Welcome to this MOOC on Local Economic Development (LED). Local economic development refers to the processes by which local governments, businesses, and civil society groups get together to raise income sustainably and improve their lives in a well-defined area. It’s about creating jobs, securing livelihoods, improving infrastructure and managing local resources.
What do I learn? We will be dealing with questions such as the following. Why does economic development take place in some areas of the world and not in others? Why doesn’t it happen in your place? What prevents people from having the lives they want to live right there? Could your region make more of the opportunities of globalization and new technologies? Did the promises of decentralization in your country fail to deliver better public services and more responsive governments? If these are the questions you are asking yourself, this is the right course for you. It explores the where, who and how of economic development. Please have a look at our list of contents for the coming 8 weeks: 1. What is LED? What drives it? 2. How does globalization shape LED? 3. How does decentralisation affect LED? 4. How does competitiveness affect innovation? 5. What are entrepreneurship and its dimensions? 6. Why are value chains and clusters so important? 7. What are some LED strategies? 8. Your project How will I learn? In each week you will be able to access the content of the videos, suggested readings and additional videos for selective deepening. You will also find assignments that you have to complete if you want to earn a certificate for this MOOC. We will first introduce our “toolkit”, a series of theories and concepts that will help you read the situation in your locality. We will explore the main factors affecting local economic development, such as globalization, decentralisation, and competitiveness. We will discuss key components, like entrepreneurship and innovation and look into the organization of local economies into clusters, value chains and learning regions. We will conclude by deepening on some specific constructs that make local economies grow to benefit their communities. You will also contribute your ideas in the discussion forums, where you will learn from other participants around the world. What makes this course special? There is plenty of information in Internet on local economic development, which is mostly prepared by international donors or multilateral organisations. So what does this course do differently? First of all, the course is offered by academics that have significant published research on local economic development. This course gathers a wealth of academic knowledge that often fights the assumptions on what things are supposed to be like. Second, the instructors of this course have participated in dozens of capacity building projects in Latin America, Asia, Eastern Europe and Africa. Putting learning at the centre, they worked with communities, local governments, international donors and business associations.
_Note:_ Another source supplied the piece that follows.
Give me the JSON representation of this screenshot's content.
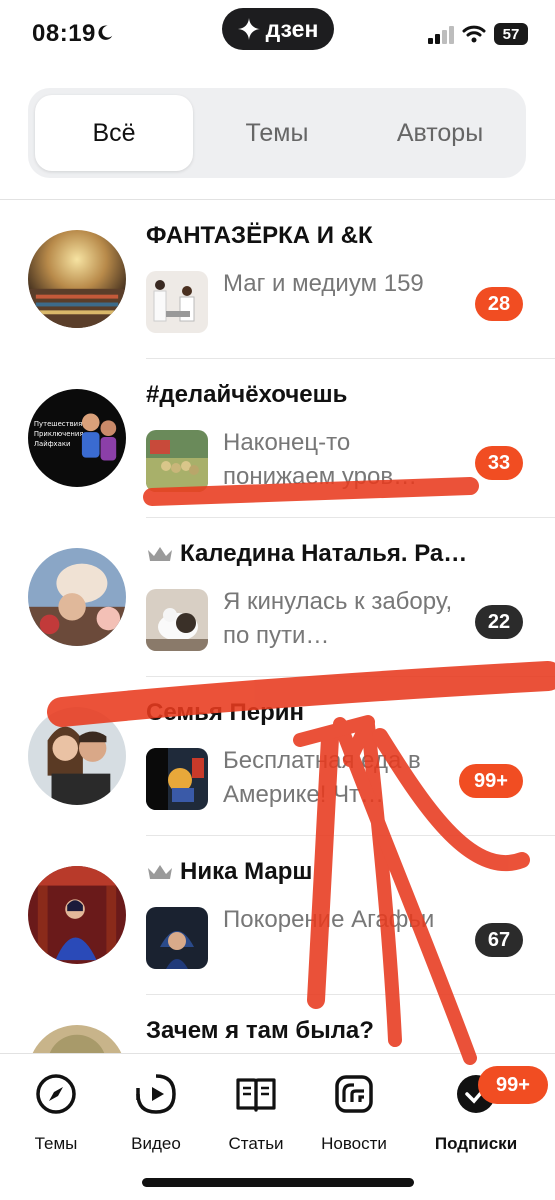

They often found a significant distance between theory and practice in local economic development, and this has been the basis of learning. Third, the course is acutely aware that each region is different and does not attempt to offer a one-size-fits-all recipe. It singles out key factors that drive local economic development and enables participants to do their own learning process, defining local problems and appropriate solutions. The aim of the course is that participants come up with their own ideas on how to promote local economic development. How will I get a certificate? If you want a certificate for participating in this MOOC, you will need to complete a small assignment each week and participate in the discussion forums. In the end of the MOOC, you will put these contributions together in one final document, your Capstone Project. I hope you find this course exciting and that you get to share our passion for promoting local economic development. Your instructors Dr. Georgina M. Gómez, ISS Prof. Emeritus AHJ (Bert) Helmsing, ISS Dr. Jan Fransen, IHS